Following is the oldest remaining Ethiopian Orthodox icon of Jesus from the 14th or possibly 13th century (found in the Church of the Saviour of the World in Gurji, Ethiopia). As in many Orthodox icons, Jesus’ right hand forms the Greek letters I-C-X-C for IHCOYC XPICTOC or “Jesus Christ.” Another interpretation of the right hand is that it shows three fingers pointing to the Trinity, while the two other fingers point to Jesus’ two natures.

source (c) Jacques Mercier and Alain Mathieu

Orthodox icons are not drawings or creations of imagination. They are in fact writings of things not of this world. Icons can represent our Lord Jesus Christ, the Virgin Mary, and the Saints. They can also represent the Holy Trinity, Angels, the Heavenly hosts, and even events. Orthodox icons, unlike Western pictures, change the perspective and form of the image so that it is not naturalistic.
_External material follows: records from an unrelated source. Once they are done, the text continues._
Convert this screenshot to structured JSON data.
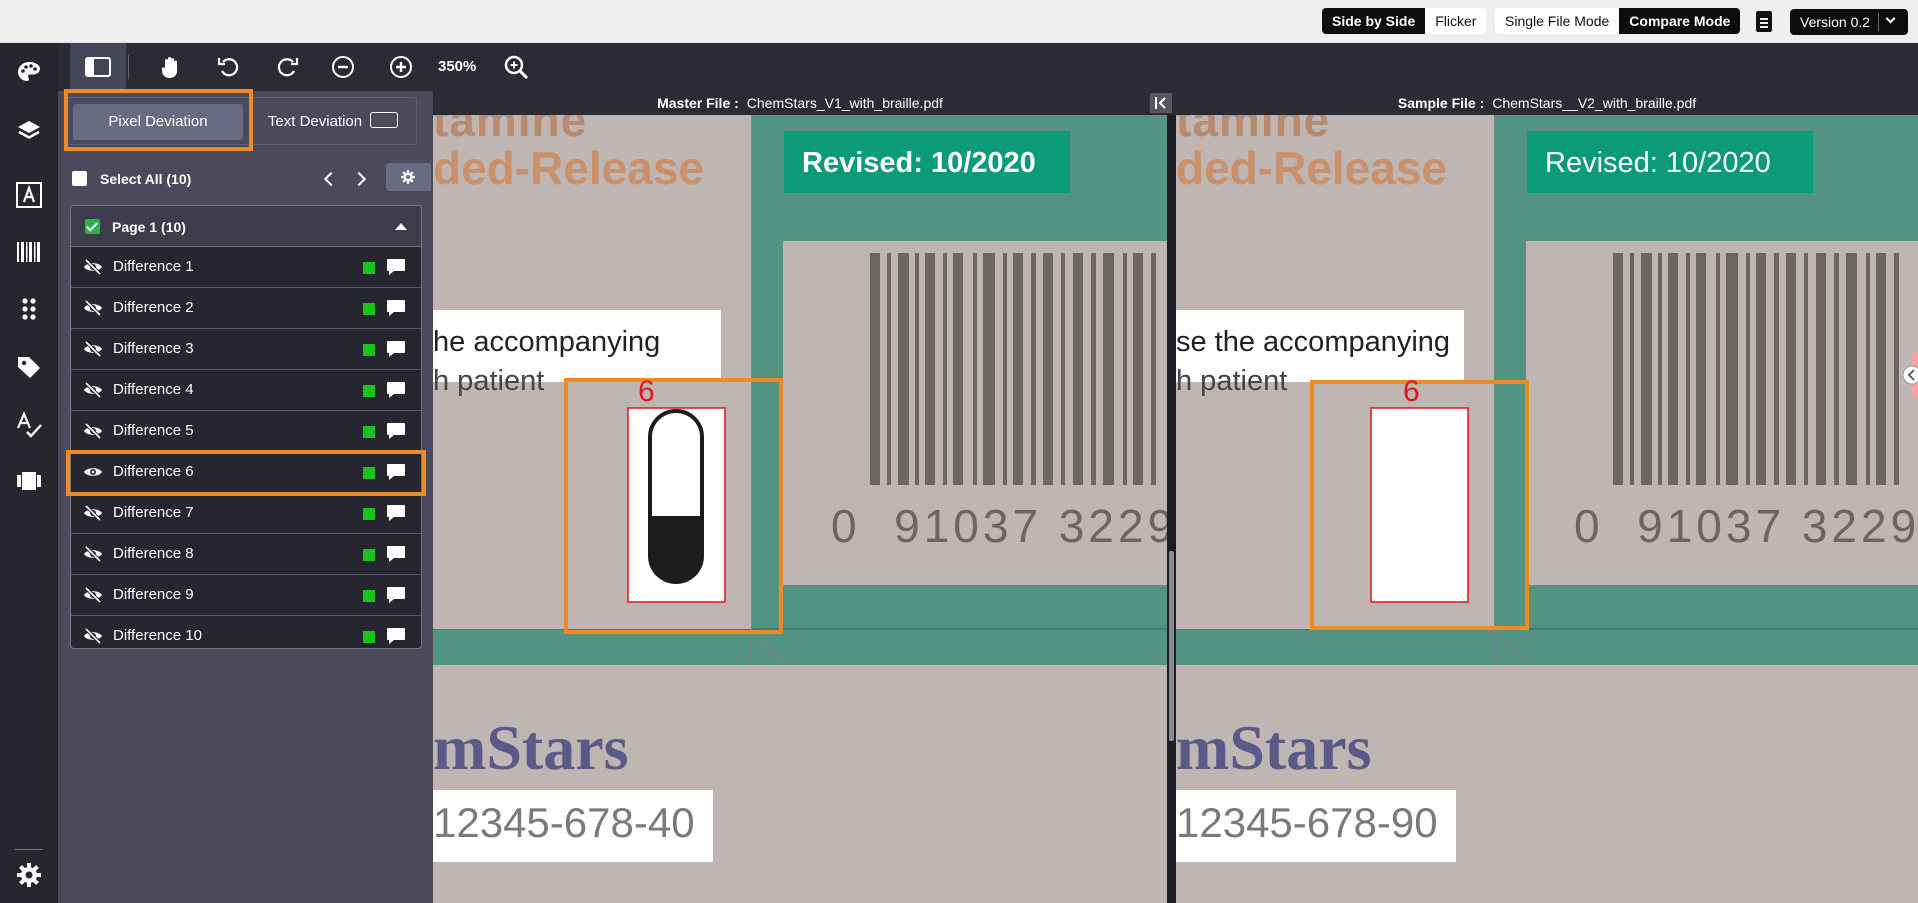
{
  "topbar": {
    "view_modes": [
      "Side by Side",
      "Flicker"
    ],
    "file_modes": [
      "Single File Mode",
      "Compare Mode"
    ],
    "version_label": "Version 0.2"
  },
  "toolbar": {
    "zoom": "350%"
  },
  "sidebar": {
    "tabs": {
      "pixel": "Pixel Deviation",
      "text": "Text Deviation"
    },
    "select_all": "Select All (10)",
    "page_group": "Page 1 (10)",
    "differences": [
      {
        "label": "Difference 1",
        "visible": false
      },
      {
        "label": "Difference 2",
        "visible": false
      },
      {
        "label": "Difference 3",
        "visible": false
      },
      {
        "label": "Difference 4",
        "visible": false
      },
      {
        "label": "Difference 5",
        "visible": false
      },
      {
        "label": "Difference 6",
        "visible": true
      },
      {
        "label": "Difference 7",
        "visible": false
      },
      {
        "label": "Difference 8",
        "visible": false
      },
      {
        "label": "Difference 9",
        "visible": false
      },
      {
        "label": "Difference 10",
        "visible": false
      }
    ]
  },
  "viewer": {
    "master_label": "Master File :",
    "master_file": "ChemStars_V1_with_braille.pdf",
    "sample_label": "Sample File :",
    "sample_file": "ChemStars__V2_with_braille.pdf",
    "master": {
      "top_text": "tamine",
      "release_text": "ded-Release",
      "revised": "Revised: 10/2020",
      "accompanying": "he accompanying",
      "patient": "h patient",
      "barcode_number": "0  91037 3229",
      "marker": "6",
      "brand": "mStars",
      "ndc": "12345-678-40"
    },
    "sample": {
      "top_text": "tamine",
      "release_text": "ded-Release",
      "revised": "Revised: 10/2020",
      "accompanying": "se the accompanying",
      "patient": "h patient",
      "barcode_number": "0  91037 3229",
      "marker": "6",
      "brand": "mStars",
      "ndc": "12345-678-90"
    }
  },
  "colors": {
    "accent": "#f08a24",
    "teal": "#529382",
    "badge": "#0b9b79",
    "marker": "#e0161b",
    "diff_ok": "#17c41c"
  }
}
This is done so that we can look beyond appearances of the world, and instead look to the spiritual truth of the holy person or event. (Source )

The style of the following drawing of Jesus by Annie Vallotton is described by the artist as this: “By using few lines the readers fill in the outlines with their imagination and freedom. That is when the drawings begin to communicate.” (see here )

Illustration by Annie Vallotton, copyright by Donald and Patricia Griggs of Griggs Educational Service.

Other visual representation of Jesus in TIPs include several non-Western styles of art: traditional Korean art, traditional Chinese art, modern Chinese abstract art, northern and central Thailand’s popular art, Japanese prints.

See also this devotion on YouVersion .

second person pronoun with low register

Like a number of other East Asian languages, Japanese uses a complex system of honorifics, i.e. a system where a number of different levels of politeness are expressed in language via words, word forms or grammatical constructs. These can range from addressing someone or referring to someone with contempt (very informal) to expressing the highest level of reference (as used in addressing or referring to God) or any number of levels in-between.

One way Japanese show different degree of politeness is through the choice of a second person pronoun (“you” and its various forms) as shown here in the widely-used Japanese Shinkaiyaku (新改訳) Bible of 2017. The most commonly used anata (あなた) is typically used when the speaker is humbly addressing another person.

In these verses, however, omae (おまえ) is used, a cruder second person pronoun, that Jesus for instance chooses when chiding his disciples.

(Source: S. E. Doi, see also S. E. Doi in Journal of Translation, 18/2022, p. 37ff. )

See also first person pronoun with low register and third person pronoun with low register.